[[ Records provided, beginning ]]

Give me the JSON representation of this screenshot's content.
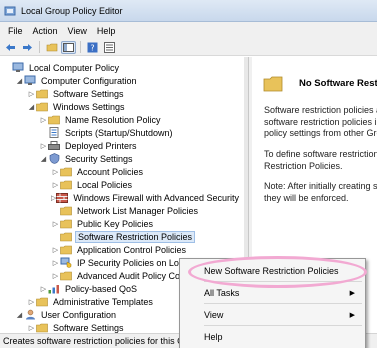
{
  "window": {
    "title": "Local Group Policy Editor"
  },
  "menu": [
    "File",
    "Action",
    "View",
    "Help"
  ],
  "toolbar": {
    "buttons": [
      "back-icon",
      "forward-icon",
      "up-folder-icon",
      "show-hide-tree-icon",
      "help-icon",
      "properties-icon"
    ]
  },
  "tree": [
    {
      "label": "Local Computer Policy",
      "depth": 0,
      "expander": "",
      "icon": "computer"
    },
    {
      "label": "Computer Configuration",
      "depth": 1,
      "expander": "◢",
      "icon": "computer"
    },
    {
      "label": "Software Settings",
      "depth": 2,
      "expander": "▷",
      "icon": "folder"
    },
    {
      "label": "Windows Settings",
      "depth": 2,
      "expander": "◢",
      "icon": "folder"
    },
    {
      "label": "Name Resolution Policy",
      "depth": 3,
      "expander": "▷",
      "icon": "folder"
    },
    {
      "label": "Scripts (Startup/Shutdown)",
      "depth": 3,
      "expander": "",
      "icon": "script"
    },
    {
      "label": "Deployed Printers",
      "depth": 3,
      "expander": "▷",
      "icon": "printer"
    },
    {
      "label": "Security Settings",
      "depth": 3,
      "expander": "◢",
      "icon": "security"
    },
    {
      "label": "Account Policies",
      "depth": 4,
      "expander": "▷",
      "icon": "folder"
    },
    {
      "label": "Local Policies",
      "depth": 4,
      "expander": "▷",
      "icon": "folder"
    },
    {
      "label": "Windows Firewall with Advanced Security",
      "depth": 4,
      "expander": "▷",
      "icon": "firewall"
    },
    {
      "label": "Network List Manager Policies",
      "depth": 4,
      "expander": "",
      "icon": "folder"
    },
    {
      "label": "Public Key Policies",
      "depth": 4,
      "expander": "▷",
      "icon": "folder"
    },
    {
      "label": "Software Restriction Policies",
      "depth": 4,
      "expander": "",
      "icon": "folder",
      "selected": true
    },
    {
      "label": "Application Control Policies",
      "depth": 4,
      "expander": "▷",
      "icon": "folder"
    },
    {
      "label": "IP Security Policies on Local",
      "depth": 4,
      "expander": "▷",
      "icon": "ipsec"
    },
    {
      "label": "Advanced Audit Policy Config",
      "depth": 4,
      "expander": "▷",
      "icon": "folder"
    },
    {
      "label": "Policy-based QoS",
      "depth": 3,
      "expander": "▷",
      "icon": "chart"
    },
    {
      "label": "Administrative Templates",
      "depth": 2,
      "expander": "▷",
      "icon": "folder"
    },
    {
      "label": "User Configuration",
      "depth": 1,
      "expander": "◢",
      "icon": "user"
    },
    {
      "label": "Software Settings",
      "depth": 2,
      "expander": "▷",
      "icon": "folder"
    }
  ],
  "details": {
    "heading": "No Software Restriction",
    "paragraphs": [
      [
        "Software restriction policies ar",
        "software restriction policies in",
        "policy settings from other Grou"
      ],
      [
        "To define software restriction",
        "Restriction Policies."
      ],
      [
        "Note: After initially creating so",
        "they will be enforced."
      ]
    ]
  },
  "context_menu": {
    "items": [
      {
        "label": "New Software Restriction Policies",
        "submenu": false
      },
      {
        "label": "All Tasks",
        "submenu": true
      },
      {
        "label": "View",
        "submenu": true
      },
      {
        "label": "Help",
        "submenu": false
      }
    ]
  },
  "status": "Creates software restriction policies for this Group Policy object.",
  "colors": {
    "selection": "#dce9f8",
    "highlight_ring": "#f2a9d2",
    "folder": "#e8c25a"
  }
}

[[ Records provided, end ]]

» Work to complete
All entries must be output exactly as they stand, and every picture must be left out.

» Solution to this problem
Give me the JSON representation of this screenshot's content.
{
  "window": {
    "title": "Local Group Policy Editor"
  },
  "menu": [
    "File",
    "Action",
    "View",
    "Help"
  ],
  "toolbar": {
    "buttons": [
      "back-icon",
      "forward-icon",
      "up-folder-icon",
      "show-hide-tree-icon",
      "help-icon",
      "properties-icon"
    ]
  },
  "tree": [
    {
      "label": "Local Computer Policy",
      "depth": 0,
      "expander": "",
      "icon": "computer"
    },
    {
      "label": "Computer Configuration",
      "depth": 1,
      "expander": "◢",
      "icon": "computer"
    },
    {
      "label": "Software Settings",
      "depth": 2,
      "expander": "▷",
      "icon": "folder"
    },
    {
      "label": "Windows Settings",
      "depth": 2,
      "expander": "◢",
      "icon": "folder"
    },
    {
      "label": "Name Resolution Policy",
      "depth": 3,
      "expander": "▷",
      "icon": "folder"
    },
    {
      "label": "Scripts (Startup/Shutdown)",
      "depth": 3,
      "expander": "",
      "icon": "script"
    },
    {
      "label": "Deployed Printers",
      "depth": 3,
      "expander": "▷",
      "icon": "printer"
    },
    {
      "label": "Security Settings",
      "depth": 3,
      "expander": "◢",
      "icon": "security"
    },
    {
      "label": "Account Policies",
      "depth": 4,
      "expander": "▷",
      "icon": "folder"
    },
    {
      "label": "Local Policies",
      "depth": 4,
      "expander": "▷",
      "icon": "folder"
    },
    {
      "label": "Windows Firewall with Advanced Security",
      "depth": 4,
      "expander": "▷",
      "icon": "firewall"
    },
    {
      "label": "Network List Manager Policies",
      "depth": 4,
      "expander": "",
      "icon": "folder"
    },
    {
      "label": "Public Key Policies",
      "depth": 4,
      "expander": "▷",
      "icon": "folder"
    },
    {
      "label": "Software Restriction Policies",
      "depth": 4,
      "expander": "",
      "icon": "folder",
      "selected": true
    },
    {
      "label": "Application Control Policies",
      "depth": 4,
      "expander": "▷",
      "icon": "folder"
    },
    {
      "label": "IP Security Policies on Local",
      "depth": 4,
      "expander": "▷",
      "icon": "ipsec"
    },
    {
      "label": "Advanced Audit Policy Config",
      "depth": 4,
      "expander": "▷",
      "icon": "folder"
    },
    {
      "label": "Policy-based QoS",
      "depth": 3,
      "expander": "▷",
      "icon": "chart"
    },
    {
      "label": "Administrative Templates",
      "depth": 2,
      "expander": "▷",
      "icon": "folder"
    },
    {
      "label": "User Configuration",
      "depth": 1,
      "expander": "◢",
      "icon": "user"
    },
    {
      "label": "Software Settings",
      "depth": 2,
      "expander": "▷",
      "icon": "folder"
    }
  ],
  "details": {
    "heading": "No Software Restriction",
    "paragraphs": [
      [
        "Software restriction policies ar",
        "software restriction policies in",
        "policy settings from other Grou"
      ],
      [
        "To define software restriction",
        "Restriction Policies."
      ],
      [
        "Note: After initially creating so",
        "they will be enforced."
      ]
    ]
  },
  "context_menu": {
    "items": [
      {
        "label": "New Software Restriction Policies",
        "submenu": false
      },
      {
        "label": "All Tasks",
        "submenu": true
      },
      {
        "label": "View",
        "submenu": true
      },
      {
        "label": "Help",
        "submenu": false
      }
    ]
  },
  "status": "Creates software restriction policies for this Group Policy object.",
  "colors": {
    "selection": "#dce9f8",
    "highlight_ring": "#f2a9d2",
    "folder": "#e8c25a"
  }
}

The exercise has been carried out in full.